haihm: I am interested in creating something that is heard in our ears as a result of the harmonisation of various sounds, rather than music made by chords or melodies. In fact, not only the sound of an instrument, but everything that is heard can be music. With advances in technology, such things can be implemented into music more easily.
RJ: This concert isn’t the first time that you both have collaborated – can you tell us about your previous collaboration, Dream Ritual (2019), which took as its starting point the Korean custom of buying and selling auspicious dreams?
Bongsu: The Dream Ritual performance is part of a bigger project called Dream Auction, inspired by the Korean culture of buying and selling dreams. I’m currently collecting dreams and organising a charity auction where people can bid for other people’s dreams. I decided to create a Dream Ritual performance first as I wanted to see the audiences’ reaction to this project. Three Korean women were the core team: I developed the concept and direction; we had the amazing choreographer Jinyeob Cha as a solo dancer and haihm created an amazing soundtrack. The sound production was a very important process as it drew together the detailed structure of the performance.
RJF: Both of your work draws upon different cultural contexts. For example, Dream Ritual sampled music from Aboriginal dream ceremonies as well as Korean percussion sounds. What inspires you about working with other cultures?
Both: We share the view that the more different cultures become familiar with their own origins, the more they will eventually meet at the same root. For example, whilst languages may be different, the essential content of the story is the same. It is always interesting that people who lived in different eras or spoke different languages had similar thoughts to us.
RJ: You have both previously collaborated with creatives from other disciplines. Can you tell us what you think are the most rewarding and challenging parts of a creative collaboration between two different disciplines?
haihm: When I work with artists in other fields, I leave more creative space open than when I make music alone. I think that if we care about each other in that empty and open space, we can create a harmonious result. It gives me the opportunity to expand and think in many more ways than I experience when I’m making music alone.
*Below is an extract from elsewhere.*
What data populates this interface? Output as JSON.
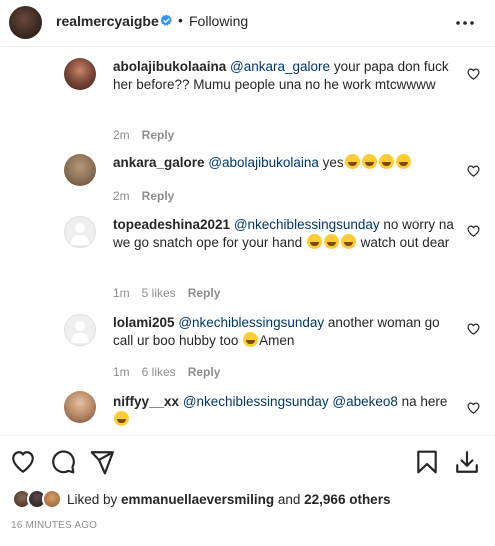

Bongsu: Collaboration is very much an organic process. I always leave room for some flexibility. I need to leave some space to accept different approaches whilst at the same time I shouldn’t lose the main objective. This isn’t easy but I always learn new things whenever I work with someone else.
RJ: Can you tell us a little about what you will present at Café OTO on 14 November?
haihm: When I was offered the opportunity to take part in the ‘At the Cutting Edge’ series by the Bagri Foundation, I suggested a collaboration with Bongsu. I decided to combine the tracks for my album with the tracks for ‘Dream Ritual’, in conversation with Bongsu. My scored electronic sound will draw the musical waves and Bongsu’s hypnotic video images will take the audience into the deep subconscious.
RJ: Given that we’ve been speaking about dreams, it would be interesting to know who your dream collaborator would be? If there were any creative artist, living or dead, who you would like to collaborate with, who would it be and why?
haihm: I think it would be Bach, even though I listen to various kinds of music. I am curious about the cultural atmosphere of his time, what kind of person he was and what he thought. I don’t even dream of working with him, but if I could go back to the time when he lived, I’d like to observe him for one day, if he would allow me!
Bongsu: Mine would be Sidi Larbi Cherkaoui because when I saw his works, I realised that performance would become a central feature of my artistic practice.